|“There is much emphasis on notoriety and fame in our society. Our newspapers and television keep giving us the message: What counts is to be known, praised, and admired, whether you are a writer, an actor, a musician, or a politician.
Still, real greatness is often hidden, humble, simple, and unobtrusive. It is not easy to trust ourselves and our actions without public affirmation. We must have strong self-confidence combined with deep humility. Some of the greatest works of art and the most important works of peace were created by people who had no need for the limelight. They knew that what they were doing was their call, and they did it with great patience, perseverance, and love.”
Henri Nouwen, Bread for the Journey

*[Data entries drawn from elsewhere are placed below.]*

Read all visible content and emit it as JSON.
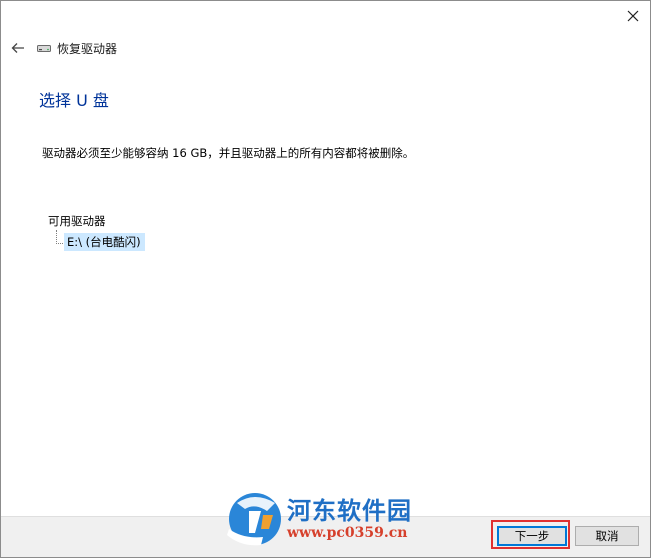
{
  "window": {
    "title": "恢复驱动器",
    "close_glyph": "✕",
    "back_glyph": "←"
  },
  "main": {
    "heading": "选择 U 盘",
    "description": "驱动器必须至少能够容纳 16 GB，并且驱动器上的所有内容都将被删除。"
  },
  "drives": {
    "group_label": "可用驱动器",
    "items": [
      {
        "label": "E:\\ (台电酷闪)",
        "selected": true
      }
    ]
  },
  "footer": {
    "next_label": "下一步",
    "cancel_label": "取消"
  },
  "watermark": {
    "name": "河东软件园",
    "url": "www.pc0359.cn"
  },
  "colors": {
    "heading": "#003399",
    "selection": "#cce8ff",
    "highlight_box": "#e03030",
    "focus_border": "#0078d7",
    "watermark_blue": "#1f6fc5",
    "watermark_red": "#d6402c"
  },
  "icons": {
    "close": "close-icon",
    "back": "back-arrow-icon",
    "drive": "usb-drive-icon",
    "logo": "hedong-logo-icon"
  }
}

I’m an atta-boy addict. I demand it from those close to me, early and often. Withhold it and a button gets pushed. “Do you like the faithful service and support I provide around here? Haven’t heard a thank-you lately. Did you not notice?” Now, add in the slightest hint of suggestion or correction, and you just pressed the red nuke button. I escalate into full blown entitled demands. “Why are you so good at catching me do it wrong? A little thanks would go a long way. How about some encouragement? Am I on the inside of this team? I sure feel like the bumbling idiot. Oh, I am so inadequate.”
A cow swats me with a well-aimed tail, knocking my glasses off. I can’t find them. I can’t see. I want to punch something. An unexpected, skillful hind leg somehow crushes my forearm between bone and steel. I do punch something. Out fly previously suppressed profanities. Dross arising!
Sometimes, by God’s grace, I hear myself articulating my idea of the good life that’s been denied; partly directed toward those close to me, partly at God. It’s an awareness, a subtle inward shift in my soul. Hot anger shifts to piercing conviction. I feel my need for remedy more than my demand for approval. I own the dross and confess my sin.
Listen as the Psalmist gives us a voice to our Prayer of Confession:
“Our Father in heaven, we have sinned. We have done wrong and acted wickedly. We give no thought to Your miracles; we do not remember Your many acts of kindness. How quickly we forget what You have done! We don’t wait for your plan to unfold. We give in to our craving; we put You to the test. We trade our glorious God for a cheap imitation. We won’t believe Your promises to us. Instead, we grumble and refuse to obey You. We worship idols, which become a snare to us. Save us, O Lord our God! Gather us back to you, so we can thank Your holy name and glory in Your praise.” (adapted from Psalm 106)
A quick-handed ladle removes the dross. We have new ears to hear Paul express the Promise of Forgiveness:
“He who did not spare his own Son, but gave Him up for us all – how will He not also, along with Him, graciously give us all things? Who will bring any charge against those whom God has chosen? God is the one who justifies.” (Romans 8:32-33)
“Graciously give us all things?” There’s the good life I long for.
Another deep shift happens. Rock and I exchange whispers.
“My dear Ron, what is it that you lack?”
“Oh, my dear Shepherd, I lack nothing.”
The atta-boy addict emerges from the milking parlor pit with a remedy. Repentance and forgiveness have worked their wonderful way. God’s cleansing has removed a layer of dross revealing deep longings aimed in a new direction.
 Timothy Keller, Counterfeit Gods, pg. 149.